Injecting ssh keys into container


I need to store keys in a docker container so it can login to remote hosts without prompts. This is proving difficult, and I’m not sure where I’m goofing.

In a sane envirnoment, keys are stored in the users ~/.ssh directory. This doesn’t seem to fully apply to the discourse-docker environment. I’ve tried manually copying keys authorized_keys, but this isn’t working. Additionally, I’ve run a:


within the container for the host’s IP, which succeeds. the issue is that when I remove the known_hosts file, it will prompt (yes/no) as usual; however when I remove the authorized_keys, rsa_id files, it will still login as if the key still exists.

this leads me to reason some hidden directory is at play which stores the keyfiles. is this correct? need a solution here.

Any suggestions?

(Dean Taylor) #2

Consider using ssh-import-id, it tends to keep things nice and simple:


Thanks for the reply, I will look into this option, but a cursory view seems to indicate this is lacking security, correct? It seems anyone could apply for the key, or is this not so?

(Dean Taylor) #4

Anybody can see the “public” side of the key - the “private” side you keep private - only having the private side of the key will allow access.

Consider reading:


I read through it, but there’s something not making sense here. If I can use this to login remotely without prompt, how could it possibly be secure? public/private is irrelevant at that point, but I do understand it. You can only decrypt with private keys. If that’s the case, then the above method would allow anyone to have a key to transfer to a server, but not receive? This isn’t making much sense yet.

(Kane York) #6

I have my SSH key on Launchpad. This means that anyone can run ssh-import-id kanepyork. However, all this gives them is N, which is the product of two primes p and q and go read about RSA.

Basically, anyone can let me log into their server. That’s not too useful for them though.

However, here, why aren’t you using ./launcher enter app?


Wow, I must be not explaining myself too clearly.

Here is the end result I’m trying to reach:

customer pays for instance, instance is created on remote cluster… now customer would like to restore from or backup to remotely stored raid array.

I need to be provisioning instances with containers that can ssh into at least the local host they are contained within, but even better would be to the remote host containing the raid array.

In either direction, having a key which can be publicly attained with the proper command is not okay.

Entering a container is not an issue, swapping keys is not an issue, but setting this up via automation is proving difficult.


solved, docker exec and docker cp, along with rsync ‘ssh xxxxxxxxxxxx’. that gives me execution within the container, and moving data to and from without prompts.

(Kane York) #8

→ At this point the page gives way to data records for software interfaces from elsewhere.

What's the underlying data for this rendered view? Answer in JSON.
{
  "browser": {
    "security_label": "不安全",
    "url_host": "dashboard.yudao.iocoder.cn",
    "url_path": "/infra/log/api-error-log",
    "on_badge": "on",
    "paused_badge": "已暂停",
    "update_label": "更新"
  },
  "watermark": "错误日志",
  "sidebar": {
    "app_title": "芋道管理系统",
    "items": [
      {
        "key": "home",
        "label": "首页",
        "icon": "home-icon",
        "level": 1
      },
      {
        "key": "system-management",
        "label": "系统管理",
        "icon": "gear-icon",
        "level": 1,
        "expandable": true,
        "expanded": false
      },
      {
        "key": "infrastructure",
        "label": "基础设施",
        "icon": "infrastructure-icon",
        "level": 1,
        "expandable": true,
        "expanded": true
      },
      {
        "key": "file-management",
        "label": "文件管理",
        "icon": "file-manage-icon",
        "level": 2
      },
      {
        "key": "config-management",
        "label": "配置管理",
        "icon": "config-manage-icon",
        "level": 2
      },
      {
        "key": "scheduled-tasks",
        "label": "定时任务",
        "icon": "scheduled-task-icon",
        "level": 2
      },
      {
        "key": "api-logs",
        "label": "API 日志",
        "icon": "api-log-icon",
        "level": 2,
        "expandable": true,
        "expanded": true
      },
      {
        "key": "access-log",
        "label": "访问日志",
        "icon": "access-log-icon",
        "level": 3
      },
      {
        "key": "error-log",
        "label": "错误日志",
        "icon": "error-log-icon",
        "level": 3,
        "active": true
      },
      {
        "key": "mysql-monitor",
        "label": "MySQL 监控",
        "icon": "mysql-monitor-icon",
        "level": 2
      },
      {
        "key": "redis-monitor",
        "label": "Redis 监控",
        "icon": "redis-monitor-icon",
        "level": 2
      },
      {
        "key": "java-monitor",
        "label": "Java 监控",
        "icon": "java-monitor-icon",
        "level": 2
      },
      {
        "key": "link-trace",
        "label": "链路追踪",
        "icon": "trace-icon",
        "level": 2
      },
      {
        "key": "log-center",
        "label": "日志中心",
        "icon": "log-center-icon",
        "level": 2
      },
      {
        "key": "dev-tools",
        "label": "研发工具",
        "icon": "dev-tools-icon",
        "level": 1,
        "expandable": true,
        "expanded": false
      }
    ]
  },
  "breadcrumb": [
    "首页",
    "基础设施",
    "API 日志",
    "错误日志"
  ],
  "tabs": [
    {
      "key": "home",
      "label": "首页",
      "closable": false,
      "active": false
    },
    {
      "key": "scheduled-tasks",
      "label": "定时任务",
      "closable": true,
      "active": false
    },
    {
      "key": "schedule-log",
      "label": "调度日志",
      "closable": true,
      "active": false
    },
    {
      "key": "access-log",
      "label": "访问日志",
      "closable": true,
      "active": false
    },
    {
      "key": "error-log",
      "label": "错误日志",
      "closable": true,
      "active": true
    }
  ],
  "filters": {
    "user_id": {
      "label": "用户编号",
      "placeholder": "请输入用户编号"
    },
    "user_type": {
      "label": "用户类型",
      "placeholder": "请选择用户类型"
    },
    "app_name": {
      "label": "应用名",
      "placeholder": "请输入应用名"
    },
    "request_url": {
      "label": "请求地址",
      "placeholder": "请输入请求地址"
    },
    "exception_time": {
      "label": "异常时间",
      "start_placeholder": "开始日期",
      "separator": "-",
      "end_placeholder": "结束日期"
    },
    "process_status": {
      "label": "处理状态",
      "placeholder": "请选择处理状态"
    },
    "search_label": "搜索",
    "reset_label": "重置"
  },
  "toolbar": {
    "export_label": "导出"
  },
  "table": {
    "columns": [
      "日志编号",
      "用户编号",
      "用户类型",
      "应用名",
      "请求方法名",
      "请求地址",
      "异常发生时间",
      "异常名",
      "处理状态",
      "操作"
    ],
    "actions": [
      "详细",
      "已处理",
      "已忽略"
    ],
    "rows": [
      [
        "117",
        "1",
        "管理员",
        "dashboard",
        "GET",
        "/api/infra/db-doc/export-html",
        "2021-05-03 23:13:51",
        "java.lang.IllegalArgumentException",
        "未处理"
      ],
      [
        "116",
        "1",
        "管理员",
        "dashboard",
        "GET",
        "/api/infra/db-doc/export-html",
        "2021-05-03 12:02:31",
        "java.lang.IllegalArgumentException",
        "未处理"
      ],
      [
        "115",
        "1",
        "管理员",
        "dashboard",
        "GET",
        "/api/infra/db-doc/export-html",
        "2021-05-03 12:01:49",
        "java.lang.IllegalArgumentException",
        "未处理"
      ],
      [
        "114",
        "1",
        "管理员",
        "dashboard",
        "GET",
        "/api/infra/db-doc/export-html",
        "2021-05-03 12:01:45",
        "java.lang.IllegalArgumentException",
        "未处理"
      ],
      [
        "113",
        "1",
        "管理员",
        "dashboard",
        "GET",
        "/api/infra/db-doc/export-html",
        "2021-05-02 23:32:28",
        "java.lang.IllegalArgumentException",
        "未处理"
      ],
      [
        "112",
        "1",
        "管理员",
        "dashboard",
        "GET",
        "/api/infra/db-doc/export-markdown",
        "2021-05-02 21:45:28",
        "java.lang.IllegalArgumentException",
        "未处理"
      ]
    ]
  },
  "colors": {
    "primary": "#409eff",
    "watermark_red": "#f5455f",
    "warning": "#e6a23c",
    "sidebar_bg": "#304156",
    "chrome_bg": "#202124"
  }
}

Sounds like you want to go to :slight_smile:

(Jeff Atwood) #9

You really should be using enter and not SSH @pl3bs.


I’m working it

docker exec $cid xxxxxxxxx

right now, almost there :wink:

backup and restore: complete :slight_smile: